Synthesizers and Samplers
Synthesizers and samplers are advanced recording equipment used for creating digital sounds and samples. Synthesizers allow for the creation of new sounds, while samplers allow for the manipulation of existing sounds.
Digital Audio Workstations (DAWs)
Introduction to DAWs
A digital audio workstation (DAW) is software used for recording, editing, and mixing audio on a computer. A DAW provides a wide range of tools and effects that make it possible to create high-quality recordings and manipulate them in a variety of ways.
Popular DAWs in the Market
There are several popular DAWs in the market, including Pro Tools, Logic Pro, Ableton Live, and FL Studio. Each DAW has its strengths and weaknesses, and the choice of DAW depends on your specific needs and preferences.
Choosing the Right DAW for You
When choosing a DAW, consider factors such as your budget, preferred workflow, and the types of music you want to create. It’s also essential to consider the hardware and software requirements of the DAW to ensure that your computer can handle it.
Studio Acoustics and Soundproofing
Understanding Room Acoustics
Room acoustics play a significant role in the quality of recordings. The shape and size of the room, the materials used for walls and floors, and the placement of equipment can all affect the sound quality of a recording.
Soundproofing is the process of reducing sound transmission from one room to another. This is essential for ensuring that outside noise doesn’t interfere with your recordings.
Acoustic treatment is the process of modifying a room’s acoustics to improve the sound quality of recordings. This is achieved by adding sound-absorbing materials such as foam panels, diffusers, and bass traps to the room.
Maintenance and Upkeep
Regular maintenance of recording equipment is essential for ensuring its longevity and optimal performance. This includes cleaning and replacing cables, updating software and firmware, and checking for wear and tear.
Upgrading and Expanding Your Studio
As you gain more experience and grow your recording business, you may need to upgrade and expand your studio. This may involve adding new equipment, upgrading existing equipment, or even moving to a larger space.
Recording studio equipment and technology have come a long way in recent years, making it possible for musicians and sound engineers to create professional-grade recordings from the comfort of their home studios. Whether you’re just starting or looking to upgrade your existing setup, this comprehensive guide has provided you with the essential information needed to get started.
- What is the difference between dynamic and condenser microphones?

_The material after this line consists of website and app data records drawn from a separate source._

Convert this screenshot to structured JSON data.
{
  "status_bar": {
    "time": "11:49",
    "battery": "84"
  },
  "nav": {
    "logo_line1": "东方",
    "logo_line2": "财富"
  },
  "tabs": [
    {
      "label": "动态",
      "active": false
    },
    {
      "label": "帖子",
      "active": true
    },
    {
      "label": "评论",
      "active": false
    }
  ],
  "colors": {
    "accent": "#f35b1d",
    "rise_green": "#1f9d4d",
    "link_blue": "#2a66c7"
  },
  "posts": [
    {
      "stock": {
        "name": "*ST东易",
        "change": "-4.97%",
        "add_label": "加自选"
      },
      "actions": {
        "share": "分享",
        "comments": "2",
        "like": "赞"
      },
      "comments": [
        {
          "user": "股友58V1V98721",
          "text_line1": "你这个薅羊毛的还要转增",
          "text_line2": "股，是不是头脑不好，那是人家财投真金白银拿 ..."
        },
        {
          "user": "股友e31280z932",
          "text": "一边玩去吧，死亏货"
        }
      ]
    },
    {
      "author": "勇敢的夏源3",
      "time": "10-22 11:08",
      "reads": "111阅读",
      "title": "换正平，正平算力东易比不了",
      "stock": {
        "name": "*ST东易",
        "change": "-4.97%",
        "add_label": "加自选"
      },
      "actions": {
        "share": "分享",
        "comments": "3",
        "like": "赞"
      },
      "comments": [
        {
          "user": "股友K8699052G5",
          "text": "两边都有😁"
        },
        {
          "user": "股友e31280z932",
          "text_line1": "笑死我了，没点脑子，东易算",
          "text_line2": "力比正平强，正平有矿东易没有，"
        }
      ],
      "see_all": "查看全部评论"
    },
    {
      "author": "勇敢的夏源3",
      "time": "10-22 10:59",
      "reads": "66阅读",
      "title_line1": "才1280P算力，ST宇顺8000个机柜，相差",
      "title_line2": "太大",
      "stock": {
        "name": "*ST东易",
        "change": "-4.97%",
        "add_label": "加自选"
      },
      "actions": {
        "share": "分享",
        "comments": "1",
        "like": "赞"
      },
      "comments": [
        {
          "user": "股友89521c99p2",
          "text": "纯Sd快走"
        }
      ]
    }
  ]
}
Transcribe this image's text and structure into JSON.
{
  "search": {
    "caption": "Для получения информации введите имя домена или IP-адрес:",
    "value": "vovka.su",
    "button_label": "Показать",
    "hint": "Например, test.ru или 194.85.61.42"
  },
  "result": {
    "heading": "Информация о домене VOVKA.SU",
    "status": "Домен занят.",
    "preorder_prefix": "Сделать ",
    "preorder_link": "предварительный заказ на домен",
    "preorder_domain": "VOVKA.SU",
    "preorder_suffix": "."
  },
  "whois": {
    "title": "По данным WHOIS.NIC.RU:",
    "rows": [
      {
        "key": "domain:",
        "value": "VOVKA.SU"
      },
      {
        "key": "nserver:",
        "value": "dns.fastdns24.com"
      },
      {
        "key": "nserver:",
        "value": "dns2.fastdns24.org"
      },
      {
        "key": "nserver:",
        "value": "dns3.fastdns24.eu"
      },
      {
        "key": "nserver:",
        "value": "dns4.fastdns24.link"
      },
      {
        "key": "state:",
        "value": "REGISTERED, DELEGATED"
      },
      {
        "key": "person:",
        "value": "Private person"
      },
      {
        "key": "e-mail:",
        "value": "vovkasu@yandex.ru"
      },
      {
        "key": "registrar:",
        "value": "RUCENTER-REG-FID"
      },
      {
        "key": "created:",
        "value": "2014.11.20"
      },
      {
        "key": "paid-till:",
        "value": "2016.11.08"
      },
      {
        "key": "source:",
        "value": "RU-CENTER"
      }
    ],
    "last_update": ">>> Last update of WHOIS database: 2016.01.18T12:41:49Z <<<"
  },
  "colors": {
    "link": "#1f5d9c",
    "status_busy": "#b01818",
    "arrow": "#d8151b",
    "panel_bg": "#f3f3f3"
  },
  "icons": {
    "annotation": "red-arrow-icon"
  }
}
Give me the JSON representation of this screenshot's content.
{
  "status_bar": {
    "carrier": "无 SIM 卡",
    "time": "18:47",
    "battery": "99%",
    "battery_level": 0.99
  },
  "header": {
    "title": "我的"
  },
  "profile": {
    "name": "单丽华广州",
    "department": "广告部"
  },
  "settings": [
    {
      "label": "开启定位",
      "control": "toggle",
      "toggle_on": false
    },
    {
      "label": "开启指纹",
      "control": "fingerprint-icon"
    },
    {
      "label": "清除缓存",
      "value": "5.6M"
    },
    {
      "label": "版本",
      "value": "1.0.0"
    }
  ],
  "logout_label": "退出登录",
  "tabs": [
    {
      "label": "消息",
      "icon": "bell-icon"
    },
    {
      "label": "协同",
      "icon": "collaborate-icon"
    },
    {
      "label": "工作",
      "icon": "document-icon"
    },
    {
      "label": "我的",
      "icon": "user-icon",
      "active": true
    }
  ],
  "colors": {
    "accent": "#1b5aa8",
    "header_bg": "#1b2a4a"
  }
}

- Can I use a condenser microphone for recording loud sounds?
- How do I choose the right DAW for my needs?
- What is the best way to soundproof a room for recording?
- How often should I perform maintenance on my recording equipment?